  • Glass wants to be 1/4 of an inch thick. If you fire one sheet of glass, without adding to it, it will shrink in order to get to a 1/4″ thick. If you stack two layer of glass it will stay about the same thickness, if you stack more than two it will spread to 1/4″ thick. If you put two layers in one area, and leave another area just one layer, you may end up with an uneven edge because of the shrinking and spreading. 
  • You can’t stack more than three sheets of glass together, I recommended they stick with just two layers.
  • When you layer glass together you run the risk of trapping air pockets
  • If you fire the sheet of clear under the color cut pieces the cut pieces may end up with more rounded edges. If you fire the clear glaze on top it prevents the cut pieces from spreading as much, and you get much cleaner lines

Once they understood the assignment and process they began working on their sketches. They were required to create at least three, and they had to be full color. I wanted them to consider the color and placement of the pieces before they began cutting to reduce the amount of wasted glass. After I approved their design they got to work.

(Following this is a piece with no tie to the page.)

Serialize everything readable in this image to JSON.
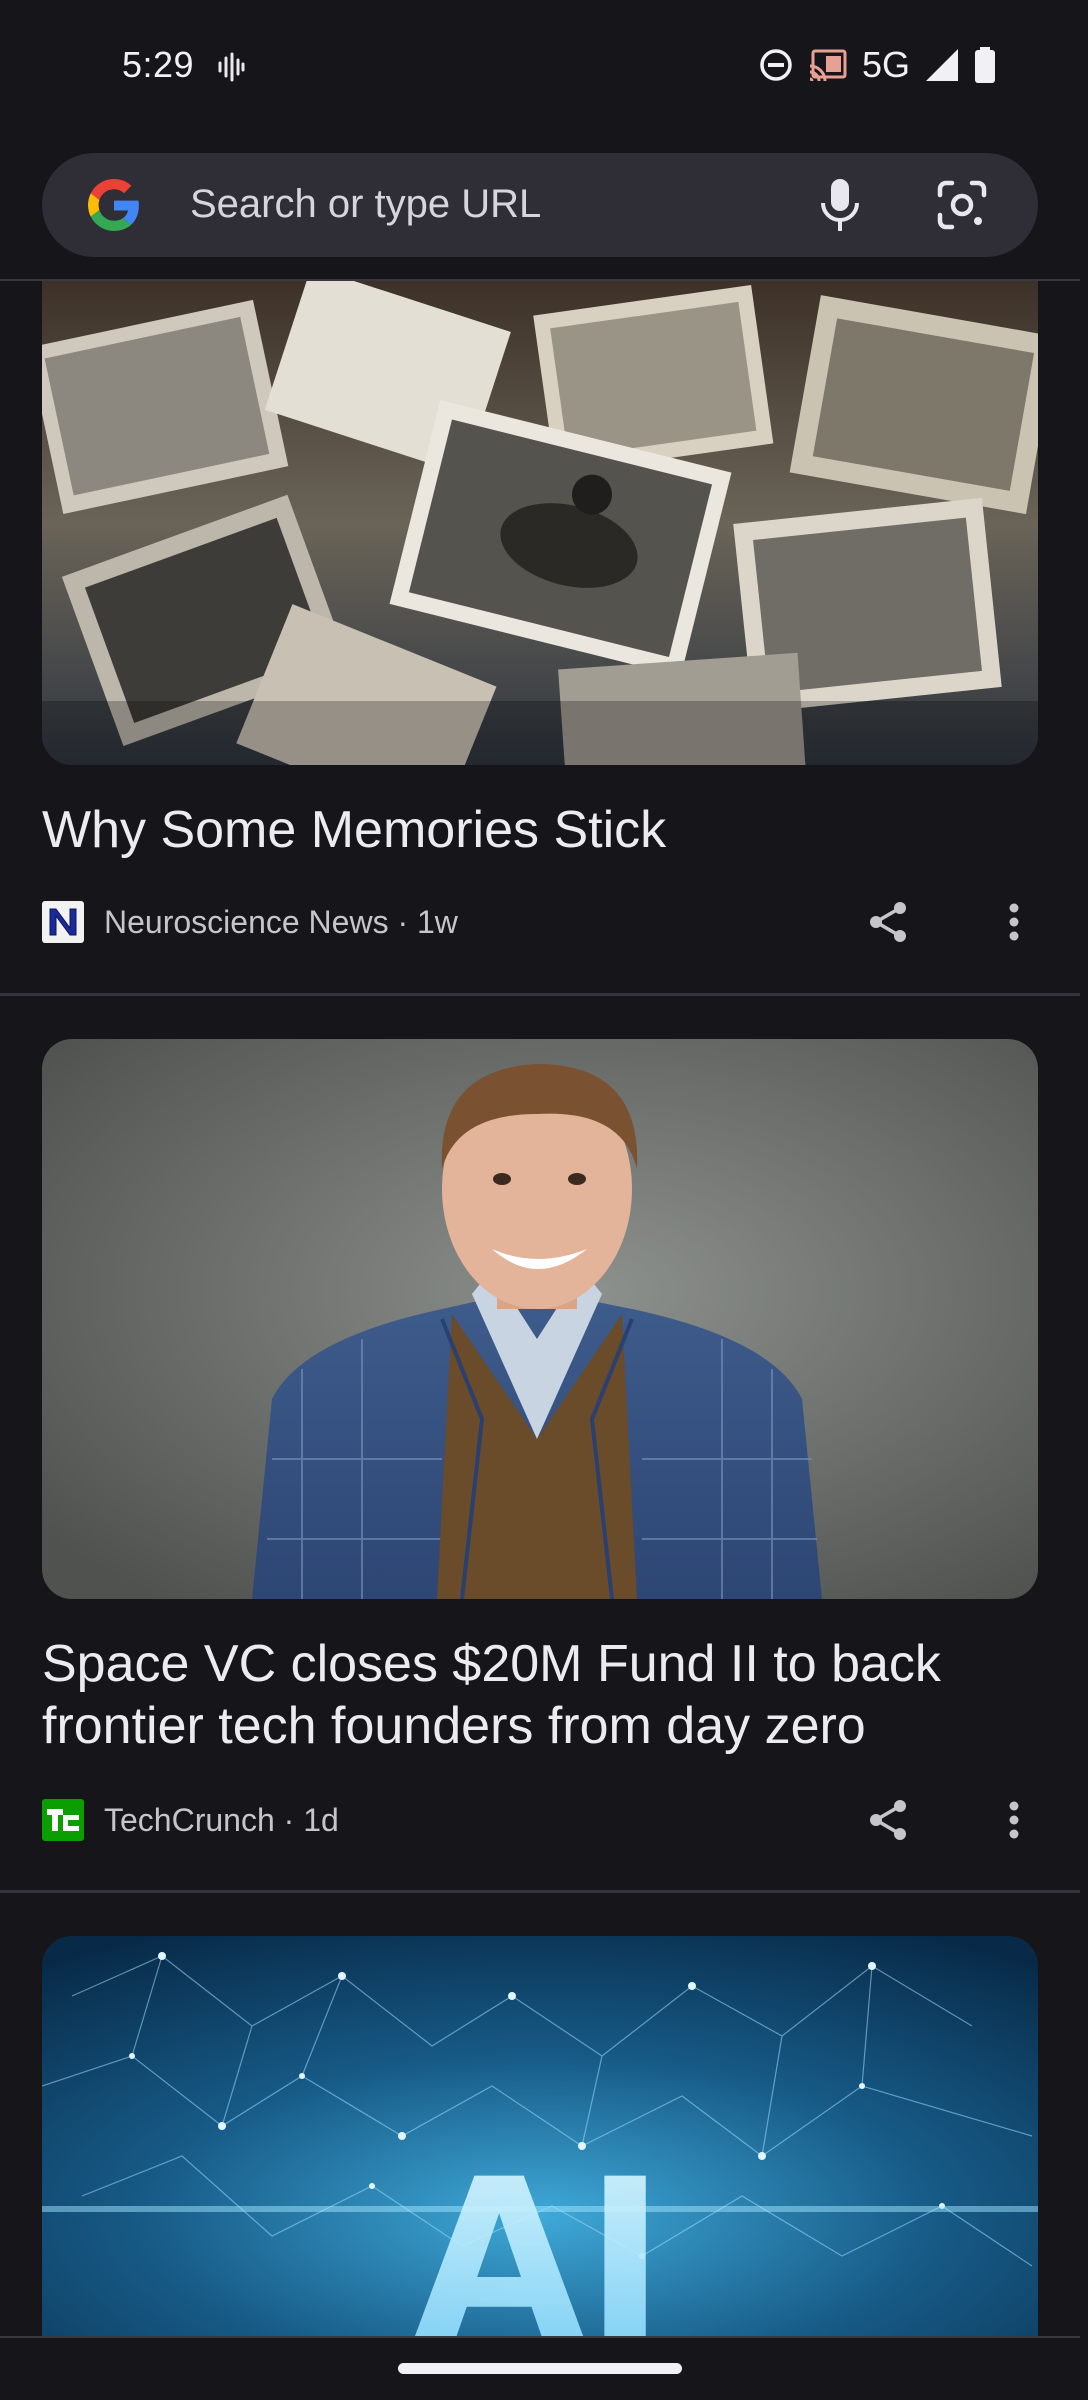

They began by measuring the mold they wanted to use, and drawing it on a sheet of clear using sharpie. This was done at their seat to reduce the amount of traffic at the cutting station. Once they were ready to cut, they moved to the cutting station, made their cuts, breaks, then took it back to their seat. Once their base was cut we used hand sanitizer to remove the sharpie lines. I believe any alcohol based cleaning product will work, I just happened to have hand sanitizer, and it reduced the amount of germs floating around in the room.

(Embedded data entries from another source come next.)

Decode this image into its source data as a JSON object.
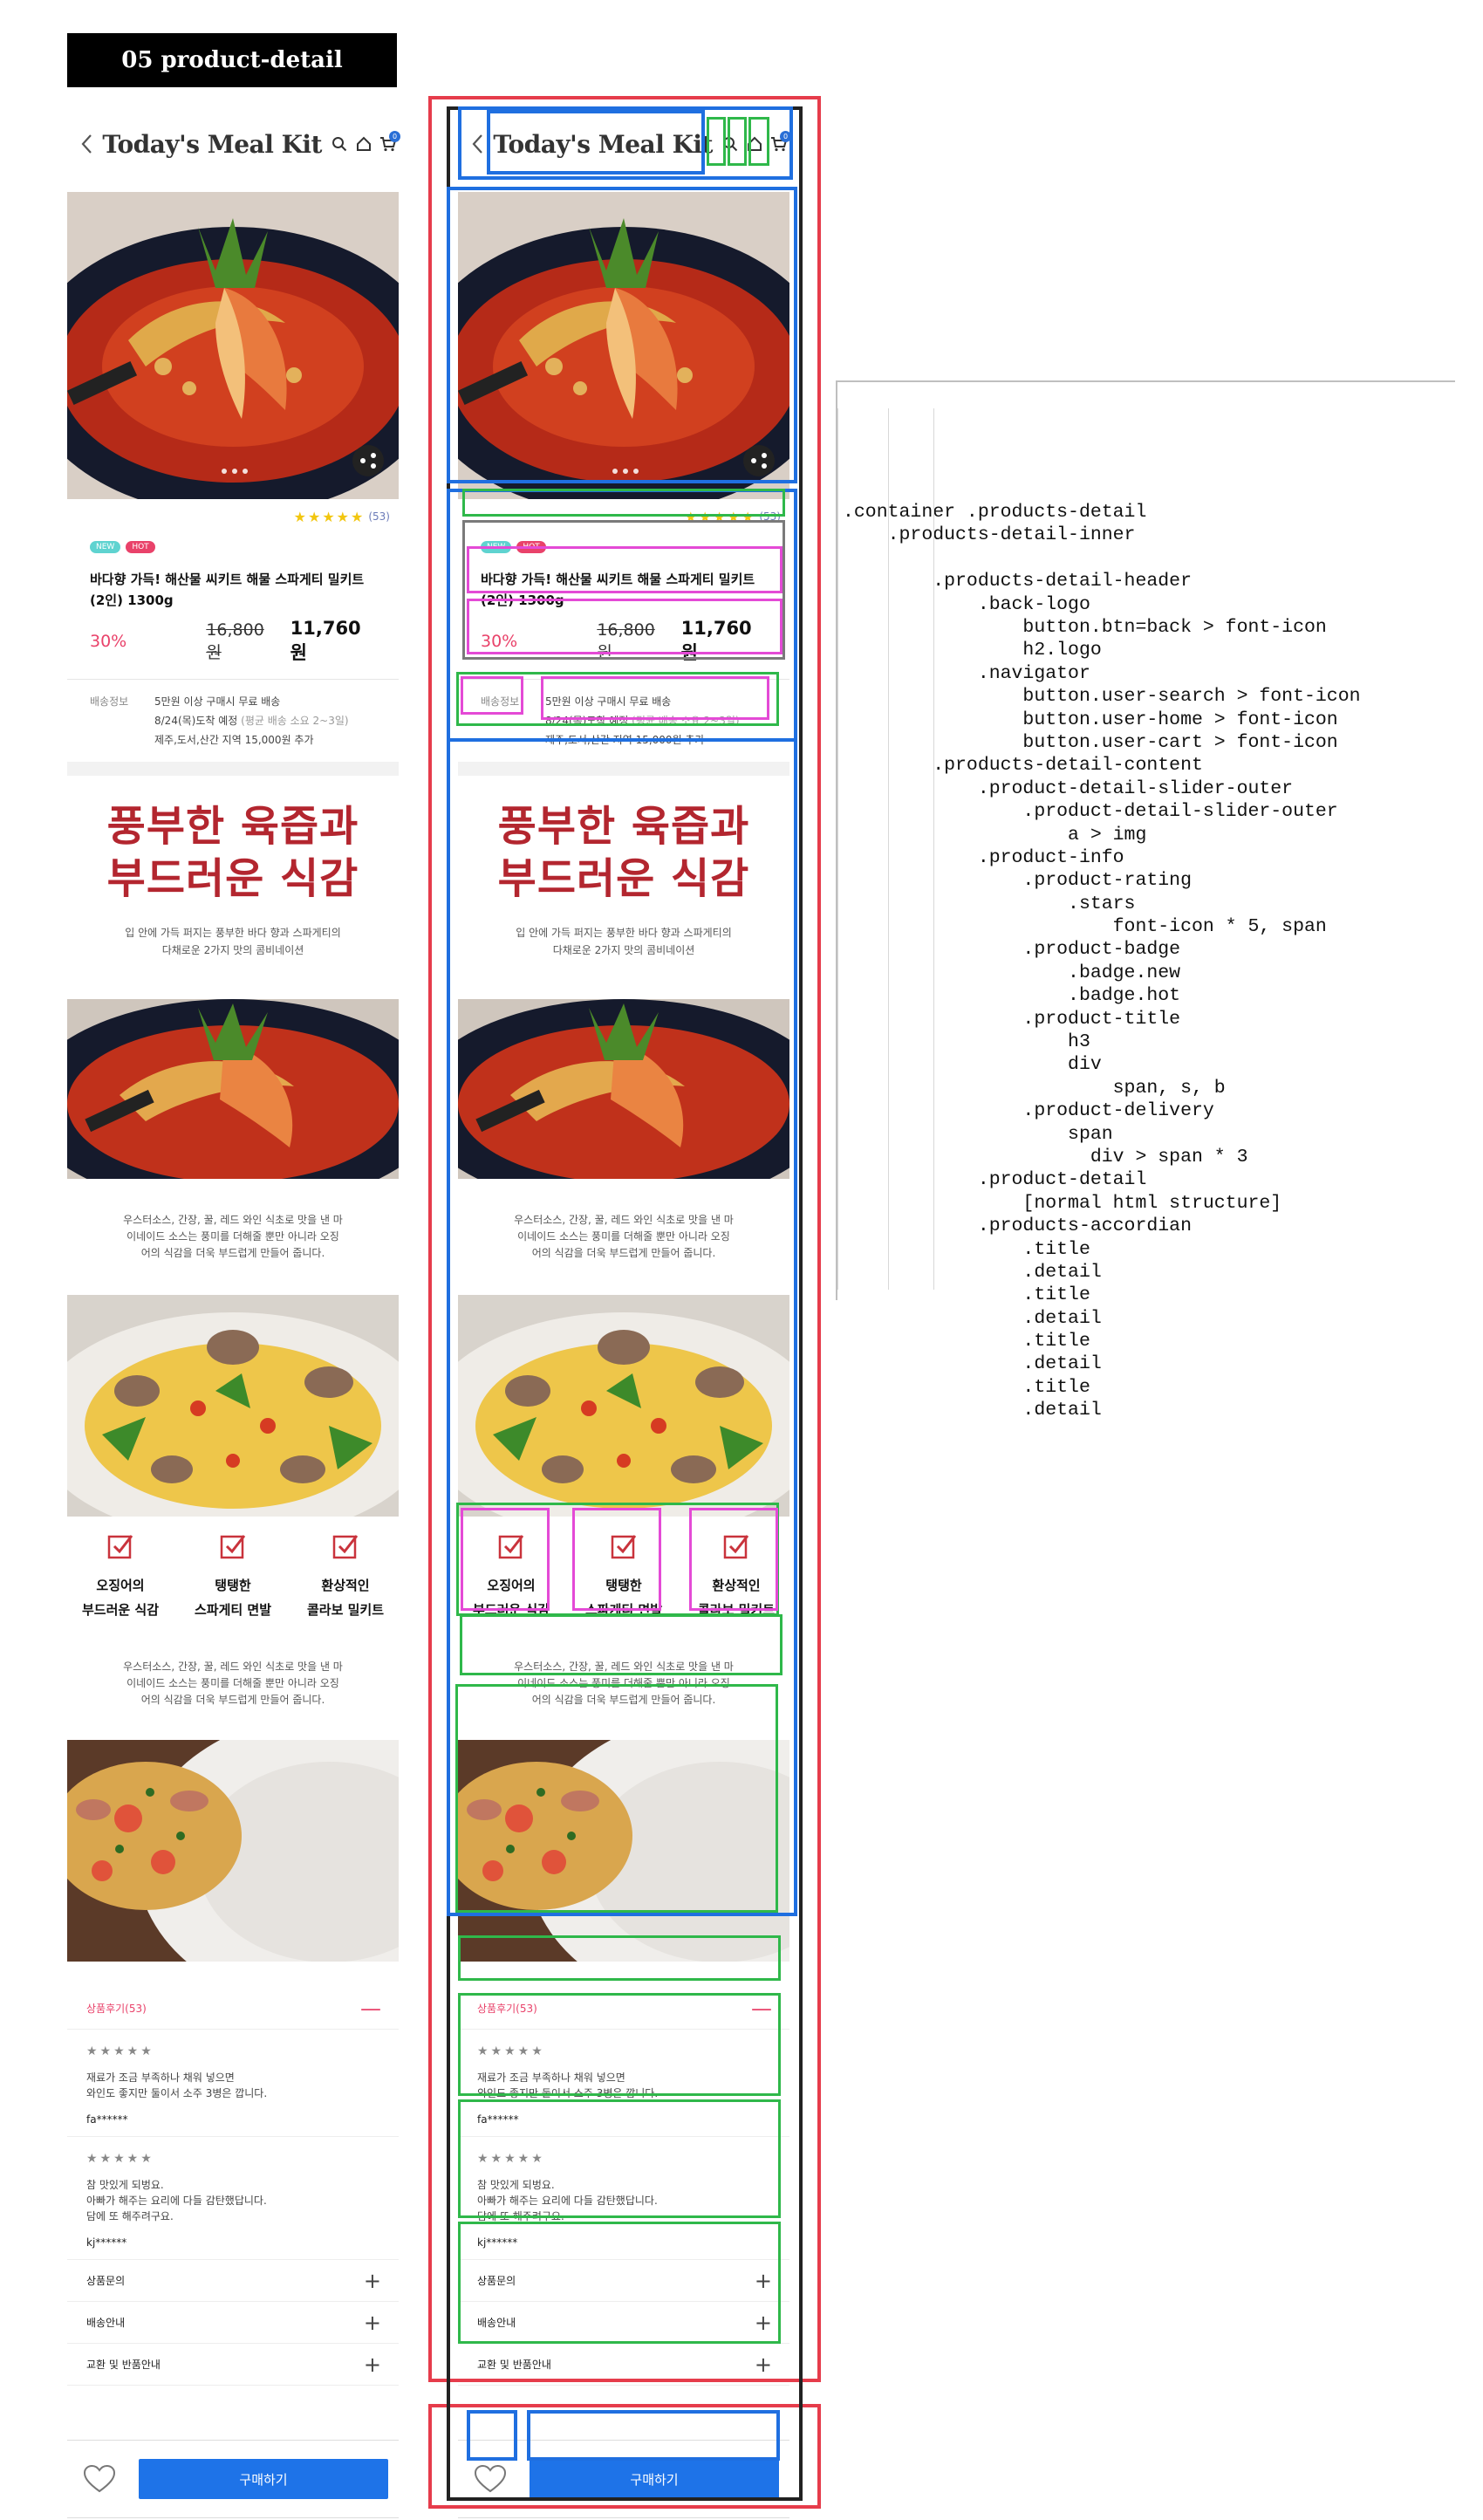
{
  "page_title": "05 product-detail",
  "header": {
    "logo": "Today's Meal Kit",
    "cart_count": "0"
  },
  "product": {
    "rating_count": "(53)",
    "badges": {
      "new": "NEW",
      "hot": "HOT"
    },
    "title": "바다향 가득! 해산물 씨키트 해물 스파게티 밀키트 (2인) 1300g",
    "discount": "30%",
    "original_price": "16,800원",
    "final_price": "11,760원",
    "delivery": {
      "label": "배송정보",
      "line1": "5만원 이상 구매시 무료 배송",
      "line2_main": "8/24(목)도착 예정",
      "line2_note": "(평균 배송 소요 2~3일)",
      "line3": "제주,도서,산간 지역 15,000원 추가"
    }
  },
  "detail": {
    "headline_1": "풍부한 육즙과",
    "headline_2": "부드러운 식감",
    "sub_1": "입 안에 가득 퍼지는 풍부한 바다 향과 스파게티의",
    "sub_2": "다채로운 2가지 맛의 콤비네이션",
    "para_1": "우스터소스, 간장, 꿀, 레드 와인 식초로 맛을 낸 마",
    "para_2": "이네이드 소스는 풍미를 더해줄 뿐만 아니라 오징",
    "para_3": "어의 식감을 더욱 부드럽게 만들어 줍니다.",
    "features": [
      {
        "l1": "오징어의",
        "l2": "부드러운 식감"
      },
      {
        "l1": "탱탱한",
        "l2": "스파게티 면발"
      },
      {
        "l1": "환상적인",
        "l2": "콜라보 밀키트"
      }
    ]
  },
  "accordion": {
    "reviews_title": "상품후기(53)",
    "reviews": [
      {
        "stars": "★★★★★",
        "l1": "재료가 조금 부족하나 채워 넣으면",
        "l2": "와인도 좋지만 둘이서 소주 3병은 깝니다.",
        "l3": "",
        "user": "fa******"
      },
      {
        "stars": "★★★★★",
        "l1": "참 맛있게 되벙요.",
        "l2": "아빠가 해주는 요리에 다들 감탄했답니다.",
        "l3": "담에 또 해주려구요.",
        "user": "kj******"
      }
    ],
    "qna_title": "상품문의",
    "shipping_title": "배송안내",
    "return_title": "교환 및 반품안내"
  },
  "bottom": {
    "buy_label": "구매하기"
  },
  "code_lines": [
    ".container .products-detail",
    "    .products-detail-inner",
    "",
    "        .products-detail-header",
    "            .back-logo",
    "                button.btn=back > font-icon",
    "                h2.logo",
    "            .navigator",
    "                button.user-search > font-icon",
    "                button.user-home > font-icon",
    "                button.user-cart > font-icon",
    "        .products-detail-content",
    "            .product-detail-slider-outer",
    "                .product-detail-slider-outer",
    "                    a > img",
    "            .product-info",
    "                .product-rating",
    "                    .stars",
    "                        font-icon * 5, span",
    "                .product-badge",
    "                    .badge.new",
    "                    .badge.hot",
    "                .product-title",
    "                    h3",
    "                    div",
    "                        span, s, b",
    "                .product-delivery",
    "                    span",
    "                      div > span * 3",
    "            .product-detail",
    "                [normal html structure]",
    "            .products-accordian",
    "                .title",
    "                .detail",
    "                .title",
    "                .detail",
    "                .title",
    "                .detail",
    "                .title",
    "                .detail"
  ],
  "colors": {
    "accent": "#e9426a",
    "primary": "#1e73e8",
    "headline": "#b3262f",
    "star": "#f2c60f"
  }
}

After their base was cut they began cutting the color pieces and creating their designs. After each piece was cut they used a couple dots of Elmer’s glue to stick the color piece to the clear glass base. You only want to use enough to keep the glass from sliding when you place it in the kiln. If you use too much it will char in the firing and leave a gray mark. Rather than measuring the space the color piece was meant to go, and then marking the piece based on the ruler, I had my student set the color sheets on their mold and mark where the edges needed to hit. This helped reduce the number of wrong cuts and mis-measuring.

Once their design was complete we placed them in the kiln and full fused them. You can only put one shelf layer of glass in at a time, you can’t stack shelves like you can with ceramics, so this process can take longer if you have to do multiple firings. After they were full fused we placed them in the molds and slumped them!
Art Lesson- Fused Glass Sushi Plates

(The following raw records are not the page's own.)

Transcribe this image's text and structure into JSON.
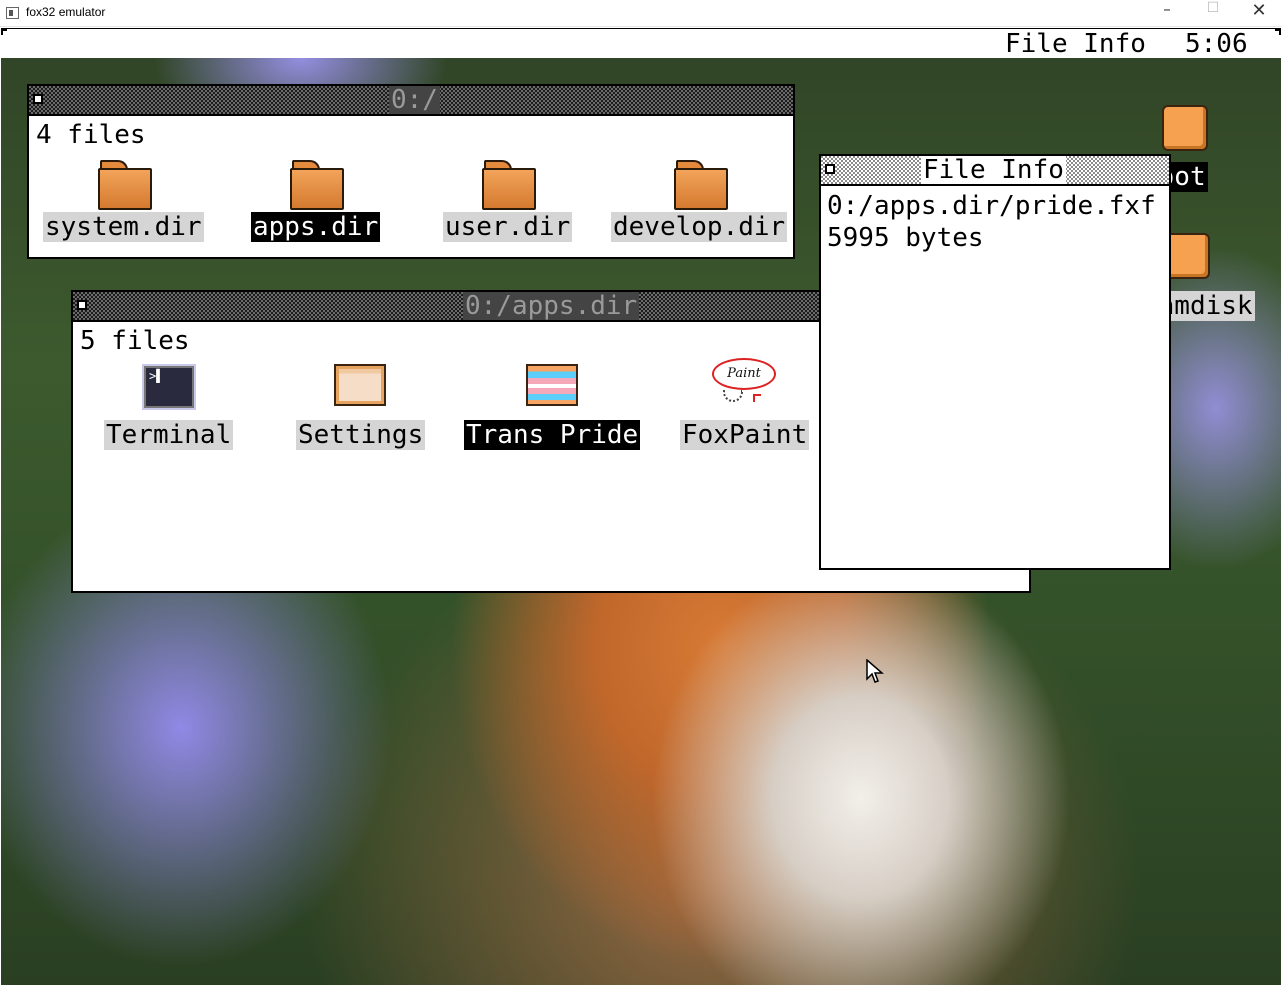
{
  "host": {
    "title": "fox32 emulator",
    "minimize_glyph": "–",
    "maximize_glyph": "☐",
    "close_glyph": "✕"
  },
  "menubar": {
    "title": "File Info",
    "clock": "5:06"
  },
  "desktop": {
    "icons": [
      {
        "label": "boot"
      },
      {
        "label": "ramdisk"
      }
    ]
  },
  "root_window": {
    "title": "0:/",
    "count": "4 files",
    "items": [
      {
        "label": "system.dir",
        "icon": "folder-icon",
        "selected": false
      },
      {
        "label": "apps.dir",
        "icon": "folder-icon",
        "selected": true
      },
      {
        "label": "user.dir",
        "icon": "folder-icon",
        "selected": false
      },
      {
        "label": "develop.dir",
        "icon": "folder-icon",
        "selected": false
      }
    ]
  },
  "apps_window": {
    "title": "0:/apps.dir",
    "count": "5 files",
    "items": [
      {
        "label": "Terminal",
        "icon": "terminal-icon",
        "selected": false
      },
      {
        "label": "Settings",
        "icon": "settings-icon",
        "selected": false
      },
      {
        "label": "Trans Pride",
        "icon": "trans-pride-icon",
        "selected": true
      },
      {
        "label": "FoxPaint",
        "icon": "foxpaint-icon",
        "selected": false
      }
    ]
  },
  "info_window": {
    "title": "File Info",
    "path": "0:/apps.dir/pride.fxf",
    "size": "5995 bytes"
  },
  "icons": {
    "terminal_glyph": ">▌",
    "paint_text": "Paint"
  },
  "colors": {
    "folder_orange": "#e38a3d",
    "selection": "#000000",
    "label_bg": "#d5d5d5"
  }
}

I have a Skutt electric ceramic kiln, and in order to fire glass I use the “ramp/hold” option on my kiln. The following are firing schedules I currently use, and have had success with. To program them into my kiln I press “ramp/hold” enter the number of segments, hit enter, and enter the rest of the data (temperature rise per hour, goal temp, hold time, for each segment). I then hit “review”, it runs through my program, and at the end I hit the “on” button, it’s very easy!

Tack fuse (glass will have a raised texture)

5 segments (or ramps)

Ramp 1: 400/HR, 1100 degrees, HOLD 5 minutes

Ramp 2: 75/HR, 1250 degrees, HOLD 5 minutes

Ramp 3: 9999 (as fast as possible), 1380 degrees, HOLD 10 minutes

Ramp 4: 9999, 950 degrees, HOLD 10 monutes

Ramp 5: 100 HR, 800 degrees, 0 HOLD

 

Full fuse (glass will be smooth)

5 segments (or ramps)

Ramp 1: 400/HR, 1100 degrees, HOLD 5 minutes

Ramp 2: 75/HR, 1250 degrees, HOLD 5 minutes

Ramp 3: 9999 (as fast as possible), 1450 degrees, HOLD 10 minutes

Ramp 4: 9999, 950 degrees, HOLD 10 monutes

Ramp 5: 100 HR, 800 degrees, 0 HOLD

 

Slump (Glass is just warm enough to take the form of your mold)

6 segments (or ramps)

Ramp 1: 150/HR, 300 degrees, HOLD 15 minutes

Ramp 2: 300/HR, 1100 degrees, HOLD 20 minutes

Ramp 3: 150/HR, 1250 degrees, HOLD 25 minutes

Ramp 4: 400, 950 degrees, HOLD 60 monutes

Ramp 5: 150 HR, 800 degrees, HOLD 10 minutes

Ramp 6: 300/HR, 100 degrees, 0 HOLD

I hope you enjoyed today’s post, and I hope you can use these tips if you are looking to try glass fusing in your classroom. Feel free to comment or email me with questions, concerns, or thoughts in general. Thanks for stopping by!